Brooks said that before moving to Tuskegee, Ala., she “knew nothing about the South. I had never been in that kind of environment – in a predominantly black community.” Read more »
Kirk Astroth, center, traveled to Nepal to teach a train-the-trainer program that led to Nepal’s first 4-H national organization. Astroth, director of the Arizona 4-H Youth Development program, won both the Volunteer of the Month and Volunteer Spirit of the Year awards from Winrock International for his efforts. (Photo from the Kirk Astroth archives)
With more than 6.5 million American youth actively involved in 4-H, it’s not unusual to think of 4-H as an “All-American” tradition – and that’s OK, but there’s more to the story. The fact is, it is estimated that more than 7 million youth in 80 countries around the world are 4-H’ers. Now, thanks to the efforts of a man from Arizona, the mountainous Asian nation of Nepal has joined the 4-H family.
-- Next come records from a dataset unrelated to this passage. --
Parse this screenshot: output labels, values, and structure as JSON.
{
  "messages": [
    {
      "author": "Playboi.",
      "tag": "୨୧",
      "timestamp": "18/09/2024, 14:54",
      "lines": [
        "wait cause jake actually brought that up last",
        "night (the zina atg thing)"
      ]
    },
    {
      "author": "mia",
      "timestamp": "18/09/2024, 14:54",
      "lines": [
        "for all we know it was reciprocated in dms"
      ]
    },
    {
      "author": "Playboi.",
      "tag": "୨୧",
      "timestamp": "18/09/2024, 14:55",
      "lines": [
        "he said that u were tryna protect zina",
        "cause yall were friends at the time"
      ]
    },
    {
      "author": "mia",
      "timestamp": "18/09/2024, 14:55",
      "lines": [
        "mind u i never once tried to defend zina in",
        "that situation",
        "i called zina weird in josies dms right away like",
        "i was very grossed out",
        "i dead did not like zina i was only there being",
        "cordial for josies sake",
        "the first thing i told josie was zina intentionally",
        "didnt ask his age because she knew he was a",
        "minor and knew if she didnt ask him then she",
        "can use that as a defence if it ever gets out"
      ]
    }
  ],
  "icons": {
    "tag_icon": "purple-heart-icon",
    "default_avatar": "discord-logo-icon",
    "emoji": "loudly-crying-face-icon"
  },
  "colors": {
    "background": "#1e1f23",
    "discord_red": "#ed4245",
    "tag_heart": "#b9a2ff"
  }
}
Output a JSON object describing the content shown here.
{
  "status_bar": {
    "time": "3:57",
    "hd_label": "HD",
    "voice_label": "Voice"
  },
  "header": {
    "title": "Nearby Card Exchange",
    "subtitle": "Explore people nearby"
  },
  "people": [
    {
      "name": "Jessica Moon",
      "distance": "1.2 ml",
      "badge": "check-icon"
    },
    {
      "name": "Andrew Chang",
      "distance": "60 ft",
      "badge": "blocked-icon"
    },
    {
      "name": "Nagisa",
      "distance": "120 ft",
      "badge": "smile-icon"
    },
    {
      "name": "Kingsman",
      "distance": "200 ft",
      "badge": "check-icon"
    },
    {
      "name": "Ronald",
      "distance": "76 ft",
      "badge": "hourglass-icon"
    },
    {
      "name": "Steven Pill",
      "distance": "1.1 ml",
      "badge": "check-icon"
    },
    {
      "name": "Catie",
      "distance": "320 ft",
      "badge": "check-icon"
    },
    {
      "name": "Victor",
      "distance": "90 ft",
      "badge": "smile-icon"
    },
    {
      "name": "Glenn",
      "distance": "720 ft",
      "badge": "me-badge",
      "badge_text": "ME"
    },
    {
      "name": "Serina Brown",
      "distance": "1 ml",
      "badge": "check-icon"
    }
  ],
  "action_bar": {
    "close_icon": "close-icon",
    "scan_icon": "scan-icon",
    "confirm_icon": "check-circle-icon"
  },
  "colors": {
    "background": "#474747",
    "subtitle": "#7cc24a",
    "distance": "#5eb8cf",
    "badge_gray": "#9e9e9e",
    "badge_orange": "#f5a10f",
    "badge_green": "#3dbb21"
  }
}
Kirk Astroth, director of the Arizona 4-H Youth Development program within University of Arizona’s College of Agriculture and Life Sciences, spent August and September 2014 in Nepal teaching local youth development professionals the finer points of creating a 4-H program and laying the groundwork for three members of the Nepal National Youth Federation to attend the 1st Global 4-H Summit in South Korea. As a result, the group in January received official government recognition for the Nepal 4-H national organization. Read more »
Every parent’s wish is for their children to thrive and prosper. Yet, too many of our nation’s families still live in poverty, despite doing their best to make ends meet. Rural families and children have additional challenges as schools, healthcare services, healthy food choices, jobs, and other opportunities are often miles away in a different town, county or even state. The Obama Administration is committed to these families, and believes that all children — no matter where they live — should have an opportunity to succeed.
Today, President Obama and I met with eight members of the National 4-H community in the Oval Office. Each one of them had an inspiring story about how they are opening up new doors for kids in their hometowns, and how this work is building stronger communities where they can learn, play and grow.
We wanted to take a moment to introduce you to these young leaders and tell you about the projects that encouraged President Obama to invite them to the White House to say “thank you”. Investing in kids like these is an investment in America’s future. Read more »